== Data ==

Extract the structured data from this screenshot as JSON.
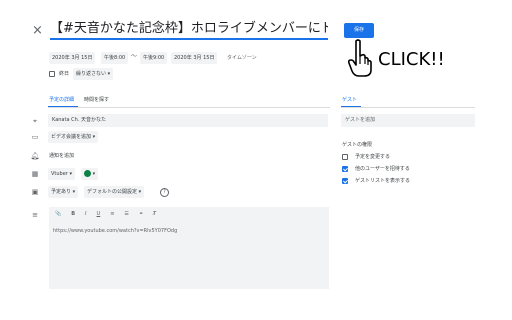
{
  "header": {
    "close_glyph": "×",
    "title": "【#天音かなた記念枠】ホロライブメンバーにドッキリ",
    "save_label": "保存"
  },
  "datetime": {
    "start_date": "2020年 3月 15日",
    "start_time": "午後8:00",
    "separator": "〜",
    "end_time": "午後9:00",
    "end_date": "2020年 3月 15日",
    "timezone": "タイムゾーン"
  },
  "allday": {
    "label": "終日",
    "checked": false,
    "repeat": "繰り返さない"
  },
  "tabs": [
    {
      "label": "予定の詳細",
      "active": true
    },
    {
      "label": "時間を探す",
      "active": false
    }
  ],
  "details": {
    "location": "Kanata Ch. 天音かなた",
    "conference_button": "ビデオ会議を追加",
    "notification": "通知を追加",
    "calendar": "Vtuber",
    "calendar_color": "#0b8043",
    "availability": "予定あり",
    "visibility": "デフォルトの公開設定",
    "help_glyph": "?"
  },
  "description": {
    "toolbar": [
      "📎",
      "B",
      "I",
      "U",
      "≡",
      "☰",
      "⚭",
      "T̸"
    ],
    "text": "https://www.youtube.com/watch?v=Rlv5Y07FOdg"
  },
  "guests": {
    "tab_label": "ゲスト",
    "add_placeholder": "ゲストを追加",
    "permissions_title": "ゲストの権限",
    "permissions": [
      {
        "label": "予定を変更する",
        "checked": false
      },
      {
        "label": "他のユーザーを招待する",
        "checked": true
      },
      {
        "label": "ゲストリストを表示する",
        "checked": true
      }
    ]
  },
  "overlay": {
    "click_text": "CLICK!!"
  }
}
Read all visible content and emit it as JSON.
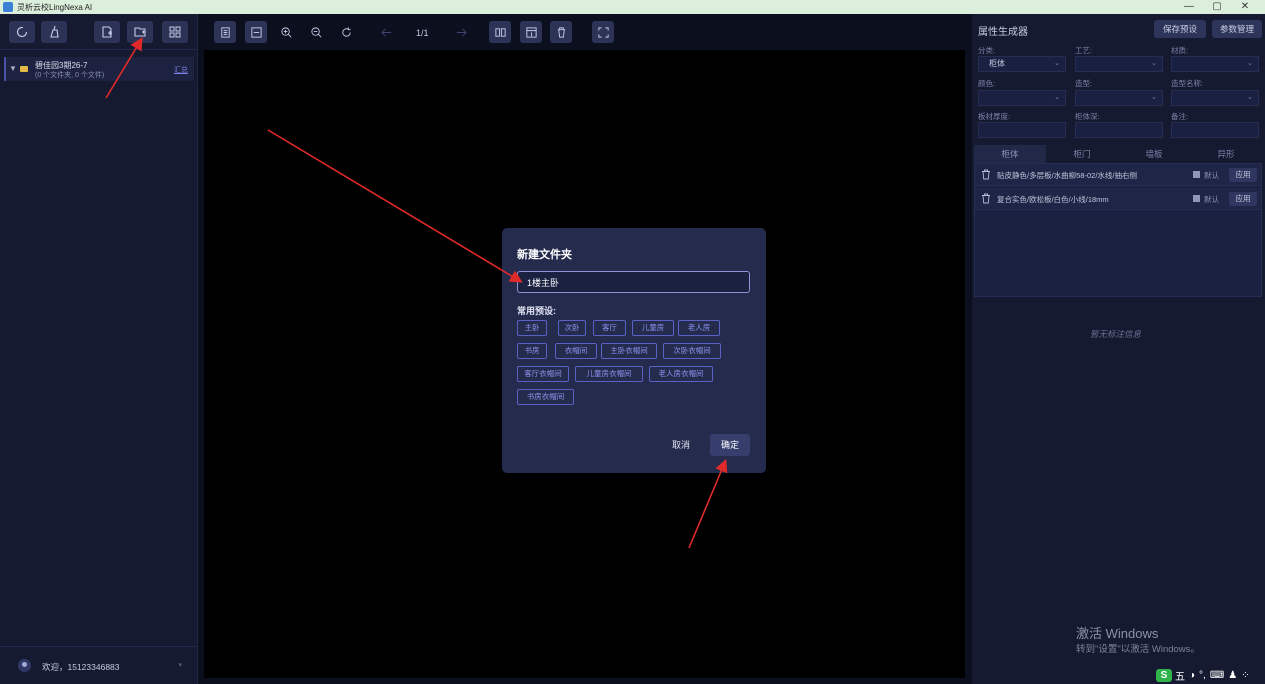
{
  "window": {
    "title": "灵析云校LingNexa AI",
    "controls": [
      "—",
      "▢",
      "✕"
    ]
  },
  "left_panel": {
    "tree": {
      "name": "碧佳园3期26-7",
      "sub": "(0 个文件夹, 0 个文件)",
      "link": "汇总"
    },
    "user": {
      "welcome": "欢迎，15123346883"
    }
  },
  "center": {
    "page_indicator": "1/1"
  },
  "modal": {
    "title": "新建文件夹",
    "input_value": "1楼主卧",
    "preset_label": "常用预设:",
    "presets": [
      "主卧",
      "次卧",
      "客厅",
      "儿童房",
      "老人房",
      "书房",
      "衣帽间",
      "主卧衣帽间",
      "次卧衣帽间",
      "客厅衣帽间",
      "儿童房衣帽间",
      "老人房衣帽间",
      "书房衣帽间"
    ],
    "cancel": "取消",
    "confirm": "确定"
  },
  "right_panel": {
    "title": "属性生成器",
    "save_preset": "保存预设",
    "param_manage": "参数管理",
    "fields": {
      "category_label": "分类:",
      "category_value": "柜体",
      "craft_label": "工艺:",
      "material_label": "材质:",
      "color_label": "颜色:",
      "shape_label": "造型:",
      "shape_name_label": "造型名称:",
      "thickness_label": "板材厚度:",
      "depth_label": "柜体深:",
      "note_label": "备注:"
    },
    "tabs": [
      "柜体",
      "柜门",
      "墙板",
      "异形"
    ],
    "attrs": [
      {
        "text": "贴皮静色/多层板/水曲柳58-02/水线/抽右侧",
        "default": "默认",
        "apply": "应用"
      },
      {
        "text": "复合实色/欧松板/白色/小线/18mm",
        "default": "默认",
        "apply": "应用"
      }
    ],
    "empty_note": "暂无标注信息",
    "watermark": "激活 Windows",
    "watermark_sub": "转到\"设置\"以激活 Windows。",
    "ime": [
      "S",
      "五",
      "◑",
      "°,",
      "⌨",
      "♟",
      "⁘"
    ]
  },
  "colors": {
    "annotation": "#e02a2a",
    "accent": "#5a61c5"
  }
}
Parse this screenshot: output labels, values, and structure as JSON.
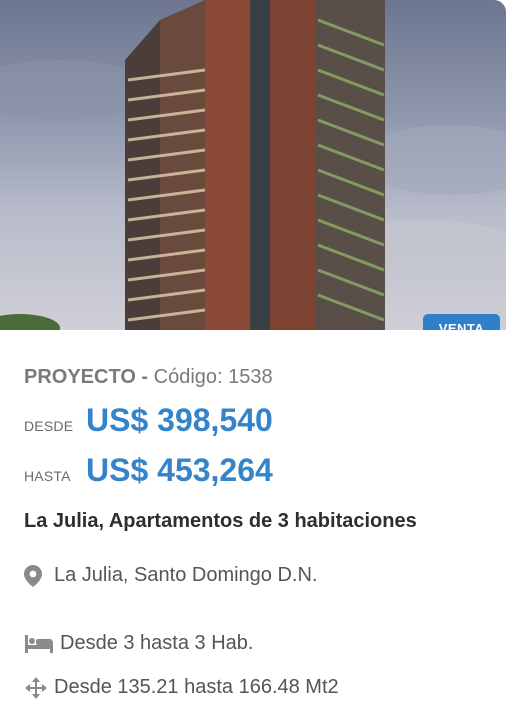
{
  "listing": {
    "badge": "VENTA",
    "type_label": "PROYECTO -",
    "code_text": "Código: 1538",
    "price_from_label": "DESDE",
    "price_from": "US$ 398,540",
    "price_to_label": "HASTA",
    "price_to": "US$ 453,264",
    "title": "La Julia, Apartamentos de 3 habitaciones",
    "location": "La Julia, Santo Domingo D.N.",
    "bedrooms": "Desde 3 hasta 3 Hab.",
    "area": "Desde 135.21 hasta 166.48 Mt2"
  },
  "icons": {
    "location": "map-marker-icon",
    "bedrooms": "bed-icon",
    "area": "move-arrows-icon"
  },
  "colors": {
    "accent": "#3583c8",
    "badge_bg": "#2f7fcb",
    "title": "#2e2e2e",
    "muted": "#7a7a7a"
  }
}
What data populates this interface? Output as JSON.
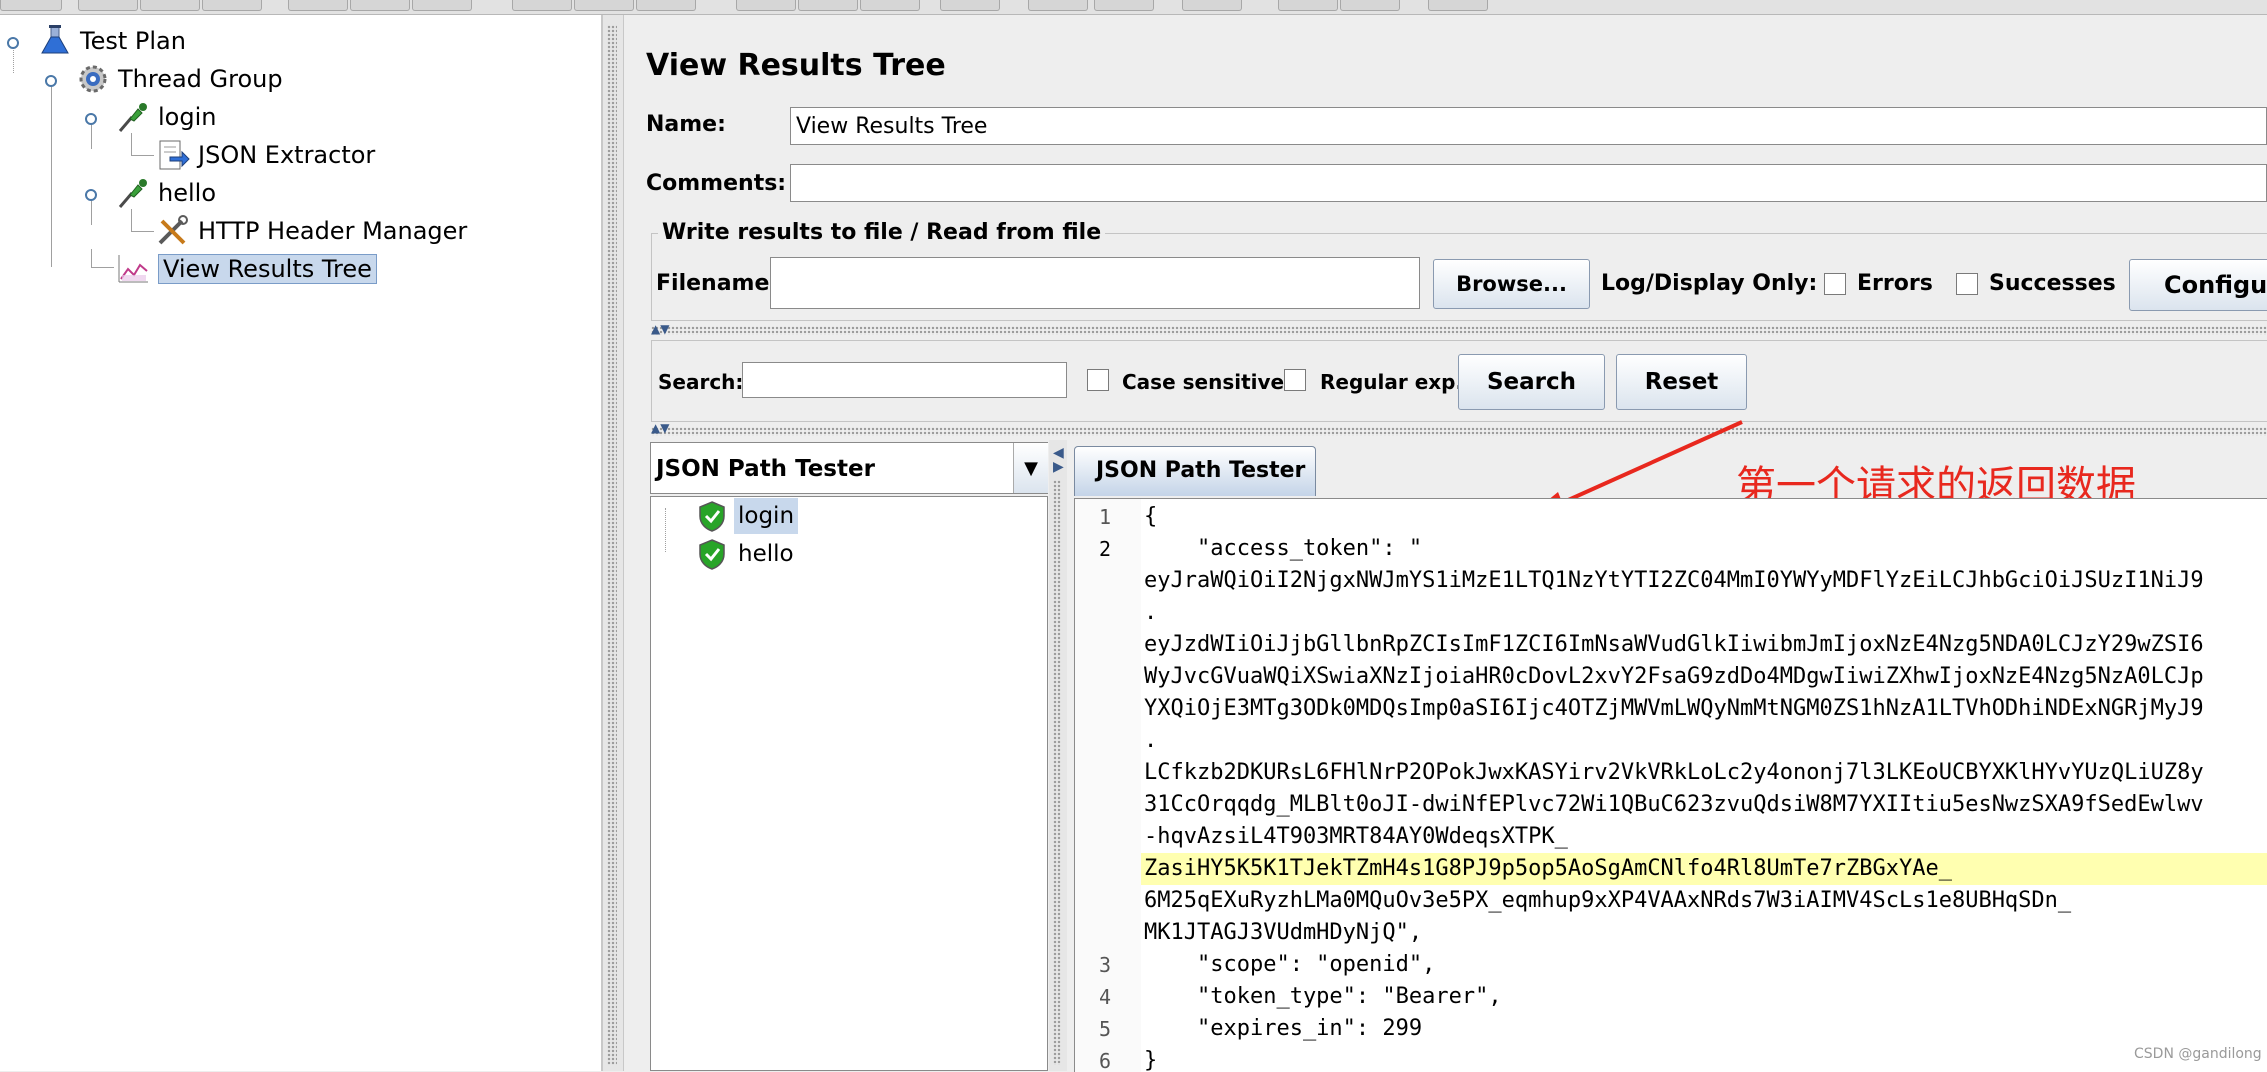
{
  "tree": {
    "nodes": [
      {
        "label": "Test Plan",
        "icon": "flask-icon"
      },
      {
        "label": "Thread Group",
        "icon": "gear-icon"
      },
      {
        "label": "login",
        "icon": "pipette-icon"
      },
      {
        "label": "JSON Extractor",
        "icon": "extractor-icon"
      },
      {
        "label": "hello",
        "icon": "pipette-icon"
      },
      {
        "label": "HTTP Header Manager",
        "icon": "wrench-icon"
      },
      {
        "label": "View Results Tree",
        "icon": "chart-icon",
        "selected": true
      }
    ]
  },
  "panel": {
    "title": "View Results Tree",
    "name_label": "Name:",
    "name_value": "View Results Tree",
    "comments_label": "Comments:",
    "comments_value": "",
    "file_section_title": "Write results to file / Read from file",
    "filename_label": "Filename",
    "filename_value": "",
    "browse_label": "Browse...",
    "log_display_label": "Log/Display Only:",
    "errors_label": "Errors",
    "successes_label": "Successes",
    "configure_label": "Configure"
  },
  "search": {
    "label": "Search:",
    "value": "",
    "case_sensitive_label": "Case sensitive",
    "regular_exp_label": "Regular exp.",
    "search_button": "Search",
    "reset_button": "Reset"
  },
  "renderer": {
    "selected": "JSON Path Tester"
  },
  "results": [
    {
      "label": "login",
      "status": "success",
      "selected": true
    },
    {
      "label": "hello",
      "status": "success"
    }
  ],
  "tab": {
    "label": "JSON Path Tester"
  },
  "annotation": {
    "text": "第一个请求的返回数据",
    "color": "#e8281e"
  },
  "code": {
    "line_numbers": [
      "1",
      "2",
      "3",
      "4",
      "5",
      "6"
    ],
    "lines": [
      "{",
      "    \"access_token\": \"",
      "eyJraWQiOiI2NjgxNWJmYS1iMzE1LTQ1NzYtYTI2ZC04MmI0YWYyMDFlYzEiLCJhbGciOiJSUzI1NiJ9",
      ".",
      "eyJzdWIiOiJjbGllbnRpZCIsImF1ZCI6ImNsaWVudGlkIiwibmJmIjoxNzE4Nzg5NDA0LCJzY29wZSI6",
      "WyJvcGVuaWQiXSwiaXNzIjoiaHR0cDovL2xvY2FsaG9zdDo4MDgwIiwiZXhwIjoxNzE4Nzg5NzA0LCJp",
      "YXQiOjE3MTg3ODk0MDQsImp0aSI6Ijc4OTZjMWVmLWQyNmMtNGM0ZS1hNzA1LTVhODhiNDExNGRjMyJ9",
      ".",
      "LCfkzb2DKURsL6FHlNrP2OPokJwxKASYirv2VkVRkLoLc2y4ononj7l3LKEoUCBYXKlHYvYUzQLiUZ8y",
      "31CcOrqqdg_MLBlt0oJI-dwiNfEPlvc72Wi1QBuC623zvuQdsiW8M7YXIItiu5esNwzSXA9fSedEwlwv",
      "-hqvAzsiL4T903MRT84AY0WdeqsXTPK_",
      "ZasiHY5K5K1TJekTZmH4s1G8PJ9p5op5AoSgAmCNlfo4Rl8UmTe7rZBGxYAe_",
      "6M25qEXuRyzhLMa0MQuOv3e5PX_eqmhup9xXP4VAAxNRds7W3iAIMV4ScLs1e8UBHqSDn_",
      "MK1JTAGJ3VUdmHDyNjQ\",",
      "    \"scope\": \"openid\",",
      "    \"token_type\": \"Bearer\",",
      "    \"expires_in\": 299",
      "}"
    ]
  },
  "watermark": "CSDN @gandilong"
}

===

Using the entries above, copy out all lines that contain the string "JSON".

Extract the structured data from this screenshot as JSON.
Read all visible content and emit it as JSON.
Parse this screenshot: output labels, values, and structure as JSON.
What data populates this interface? Output as JSON.
        "label": "JSON Extractor",
    "selected": "JSON Path Tester"
    "label": "JSON Path Tester"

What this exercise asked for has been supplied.